We as a company are focused on import substitutive products, which require some innovation. Let me cite one case. All generators of more than 300 megawatts require one special equipment called sub-harmonic injection system for their stator protection. A leading global player is a sole supplier to all thermal, hydro, nuclear or any other power plant of higher capacity in India. Due to certain embargo restrictions, the company refused supply sub-harmonic injection systems to nuclear power plants. During the course of our discussion with Nuclear Power Corporation of India Ltd (NPCIL), this issue was highlighted to us, and we were asked if we would like to take up this development since it is a critical piece of equipment. We took up that challenge and, within a year, completed the product and thoroughly type tested it. Today, we are ready to commission that system. In another outcome from that same project, we have also developed a health monitoring system and would be soon patenting it.
Since 2014 the federal government has laid a very strong emphasis on renewable energy. Are you also developing products for that segment?

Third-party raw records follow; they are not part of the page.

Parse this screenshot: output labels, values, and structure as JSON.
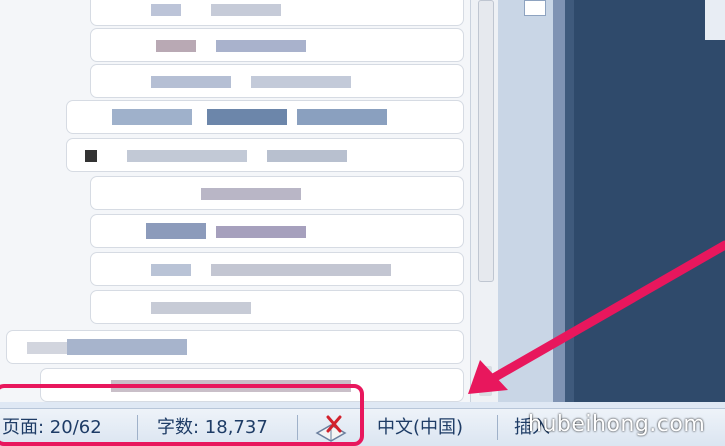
{
  "status_bar": {
    "page_label": "页面: 20/62",
    "word_count_label": "字数: 18,737",
    "language_label": "中文(中国)",
    "insert_label": "插入"
  },
  "icons": {
    "proofing": "spell-check-book-icon"
  },
  "watermark": "hubeihong.com",
  "colors": {
    "highlight": "#e8175d",
    "arrow": "#e8175d",
    "status_text": "#1e3c66"
  }
}
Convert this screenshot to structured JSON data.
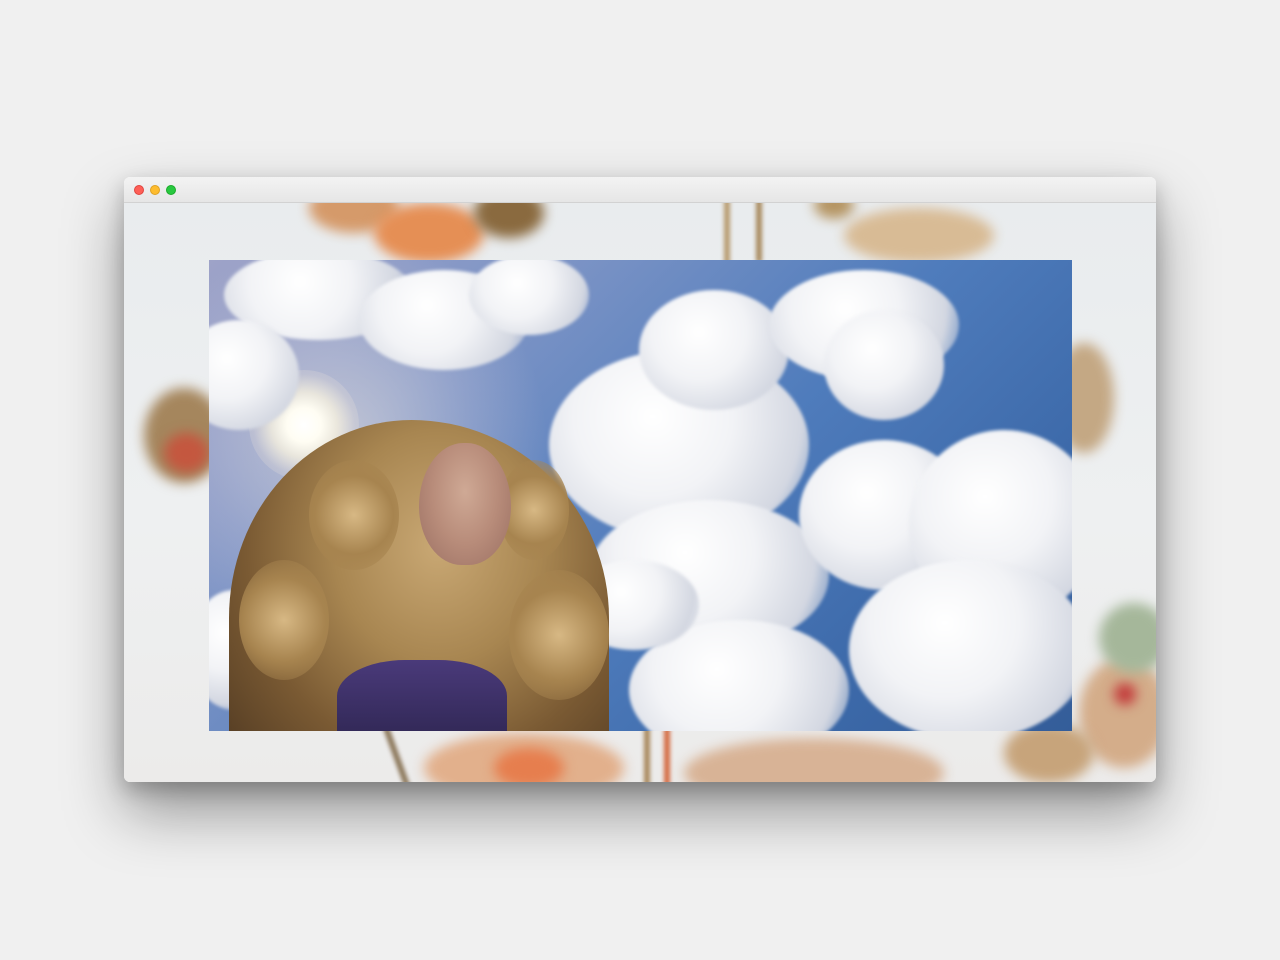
{
  "window": {
    "traffic_lights": {
      "close_color": "#fe5f57",
      "minimize_color": "#febc2e",
      "maximize_color": "#28c840"
    }
  },
  "content": {
    "background_image": "blurred-flowers-against-sky",
    "hero_image": "woman-with-curly-hair-under-cloudy-sky"
  }
}
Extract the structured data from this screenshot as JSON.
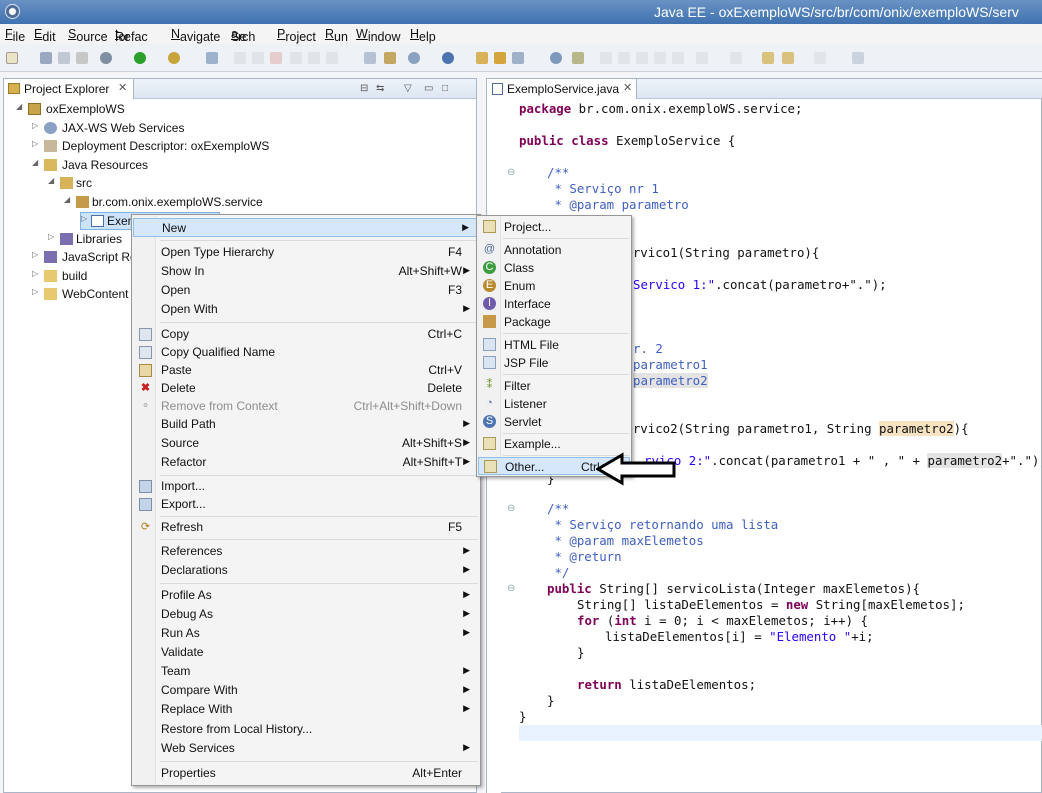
{
  "window": {
    "title": "Java EE - oxExemploWS/src/br/com/onix/exemploWS/serv"
  },
  "menubar": [
    {
      "pre": "",
      "u": "F",
      "post": "ile"
    },
    {
      "pre": "",
      "u": "E",
      "post": "dit"
    },
    {
      "pre": "",
      "u": "S",
      "post": "ource"
    },
    {
      "pre": "Refac",
      "u": "t",
      "post": "or"
    },
    {
      "pre": "",
      "u": "N",
      "post": "avigate"
    },
    {
      "pre": "Se",
      "u": "a",
      "post": "rch"
    },
    {
      "pre": "",
      "u": "P",
      "post": "roject"
    },
    {
      "pre": "",
      "u": "R",
      "post": "un"
    },
    {
      "pre": "",
      "u": "W",
      "post": "indow"
    },
    {
      "pre": "",
      "u": "H",
      "post": "elp"
    }
  ],
  "explorer": {
    "tab_label": "Project Explorer",
    "tree": [
      {
        "label": "oxExemploWS",
        "icon": "project-icon",
        "expanded": true
      },
      {
        "label": "JAX-WS Web Services",
        "icon": "webservice-icon",
        "expanded": false
      },
      {
        "label": "Deployment Descriptor: oxExemploWS",
        "icon": "descriptor-icon",
        "expanded": false
      },
      {
        "label": "Java Resources",
        "icon": "java-resources-icon",
        "expanded": true
      },
      {
        "label": "src",
        "icon": "source-folder-icon",
        "expanded": true
      },
      {
        "label": "br.com.onix.exemploWS.service",
        "icon": "package-icon",
        "expanded": true
      },
      {
        "label": "Exem",
        "icon": "java-file-icon",
        "expanded": false
      },
      {
        "label": "Libraries",
        "icon": "library-icon",
        "expanded": false
      },
      {
        "label": "JavaScript Res",
        "icon": "javascript-icon",
        "expanded": false
      },
      {
        "label": "build",
        "icon": "folder-icon",
        "expanded": false
      },
      {
        "label": "WebContent",
        "icon": "folder-icon",
        "expanded": false
      }
    ]
  },
  "editor": {
    "tab_label": "ExemploService.java",
    "code": {
      "package_kw": "package",
      "package_name": " br.com.onix.exemploWS.service;",
      "public_kw": "public",
      "class_kw": "class",
      "class_name": " ExemploService {",
      "c1_open": "/**",
      "c1_l1": " * Serviço nr 1",
      "c1_l2": " * @param parametro",
      "m1_sig_tail": "g servico1(String parametro){",
      "m1_body_tail_str": "Servico 1:\"",
      "m1_body_tail": ".concat(parametro+\".\");",
      "c2_l1": "r. 2",
      "c2_l2": "parametro1",
      "c2_l3": "parametro2",
      "m2_sig_tail": "g servico2(String parametro1, String ",
      "m2_sig_param": "parametro2",
      "m2_sig_end": "){",
      "m2_body_str": "rvico 2:\"",
      "m2_body_mid": ".concat(parametro1 + \" , \" + ",
      "m2_body_param": "parametro2",
      "m2_body_end": "+\".\");",
      "m2_close": "}",
      "c3_open": "/**",
      "c3_l1": " * Serviço retornando uma lista",
      "c3_l2": " * @param maxElemetos",
      "c3_l3": " * @return",
      "c3_close": " */",
      "l_public": "public",
      "l_sig": " String[] servicoLista(Integer maxElemetos){",
      "l_decl_a": "String[] listaDeElementos = ",
      "l_new": "new",
      "l_decl_b": " String[maxElemetos];",
      "l_for": "for",
      "l_paren": " (",
      "l_int": "int",
      "l_loop": " i = 0; i < maxElemetos; i++) {",
      "l_assign_a": "listaDeElementos[i] = ",
      "l_assign_str": "\"Elemento \"",
      "l_assign_b": "+i;",
      "l_close_for": "}",
      "l_return": "return",
      "l_return_val": " listaDeElementos;",
      "l_close_method": "}",
      "l_close_class": "}"
    }
  },
  "context_menu": {
    "items": [
      {
        "label": "New",
        "accel": "",
        "submenu": true,
        "selected": true
      },
      {
        "label": "Open Type Hierarchy",
        "accel": "F4"
      },
      {
        "label": "Show In",
        "accel": "Alt+Shift+W",
        "submenu": true
      },
      {
        "label": "Open",
        "accel": "F3"
      },
      {
        "label": "Open With",
        "accel": "",
        "submenu": true
      },
      {
        "label": "Copy",
        "accel": "Ctrl+C",
        "icon": "copy-icon"
      },
      {
        "label": "Copy Qualified Name",
        "accel": "",
        "icon": "copy-qualified-icon"
      },
      {
        "label": "Paste",
        "accel": "Ctrl+V",
        "icon": "paste-icon"
      },
      {
        "label": "Delete",
        "accel": "Delete",
        "icon": "delete-icon"
      },
      {
        "label": "Remove from Context",
        "accel": "Ctrl+Alt+Shift+Down",
        "disabled": true,
        "icon": "remove-context-icon"
      },
      {
        "label": "Build Path",
        "accel": "",
        "submenu": true
      },
      {
        "label": "Source",
        "accel": "Alt+Shift+S",
        "submenu": true
      },
      {
        "label": "Refactor",
        "accel": "Alt+Shift+T",
        "submenu": true
      },
      {
        "label": "Import...",
        "accel": "",
        "icon": "import-icon"
      },
      {
        "label": "Export...",
        "accel": "",
        "icon": "export-icon"
      },
      {
        "label": "Refresh",
        "accel": "F5",
        "icon": "refresh-icon"
      },
      {
        "label": "References",
        "accel": "",
        "submenu": true
      },
      {
        "label": "Declarations",
        "accel": "",
        "submenu": true
      },
      {
        "label": "Profile As",
        "accel": "",
        "submenu": true
      },
      {
        "label": "Debug As",
        "accel": "",
        "submenu": true
      },
      {
        "label": "Run As",
        "accel": "",
        "submenu": true
      },
      {
        "label": "Validate",
        "accel": ""
      },
      {
        "label": "Team",
        "accel": "",
        "submenu": true
      },
      {
        "label": "Compare With",
        "accel": "",
        "submenu": true
      },
      {
        "label": "Replace With",
        "accel": "",
        "submenu": true
      },
      {
        "label": "Restore from Local History...",
        "accel": ""
      },
      {
        "label": "Web Services",
        "accel": "",
        "submenu": true
      },
      {
        "label": "Properties",
        "accel": "Alt+Enter"
      }
    ]
  },
  "new_submenu": {
    "items": [
      {
        "label": "Project...",
        "icon": "new-project-icon"
      },
      {
        "label": "Annotation",
        "icon": "annotation-icon"
      },
      {
        "label": "Class",
        "icon": "class-icon"
      },
      {
        "label": "Enum",
        "icon": "enum-icon"
      },
      {
        "label": "Interface",
        "icon": "interface-icon"
      },
      {
        "label": "Package",
        "icon": "package-icon"
      },
      {
        "label": "HTML File",
        "icon": "html-file-icon"
      },
      {
        "label": "JSP File",
        "icon": "jsp-file-icon"
      },
      {
        "label": "Filter",
        "icon": "filter-icon"
      },
      {
        "label": "Listener",
        "icon": "listener-icon"
      },
      {
        "label": "Servlet",
        "icon": "servlet-icon"
      },
      {
        "label": "Example...",
        "icon": "example-icon"
      },
      {
        "label": "Other...",
        "icon": "other-icon",
        "accel": "Ctrl+N",
        "selected": true
      }
    ]
  },
  "colors": {
    "keyword": "#7f0055",
    "comment": "#3f5fbf",
    "string": "#2a00ff",
    "selection": "#d5e7f8",
    "titlebar": "#3f72b0"
  }
}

We look at energy management as a holistic solution irrespective of whether it is for thermal, hydro or renewable sources of energy such as solar or wind. We have been working with wind farms for the porting of their data to the cloud. There are several instances when there is a good wind available for generating power but due to reasons such as an unscheduled maintenance, it does not get lifted into the gird. That is a potential loss for investors. We have looked at energy management systems for renewable energy from that point of view. So far, we have not ventured too much into solar.
What is your outlook for the industry in the medium and long-term?
People have to stop looking at energy as an infinite source. Since there is a crisis in energy, that perception and presumption will have to be abandoned. Localised distribution, generation and consumption have to be promoted in a very big way. Many proponents of energy conservation have proposed that if the village can generate and consume their own electricity it will help them become self-sustainable. That can also be made a part of our medium to long-term planning. Unfortunately, what has so far happened is that electricity generated in rural parts of the country is fed to urban areas, with rural areas often being forced to go without adequate electric supply. Now, this is ironical. One of the things required is that be it hydro, thermal or renewable energy of wind and solar, its generation and distribution must be localised into smaller or self-contained grids. Rather than planning big investments, making smaller investments with active support from the government will perhaps go a long way in effectively planning our energy strategy in both medium and long-term.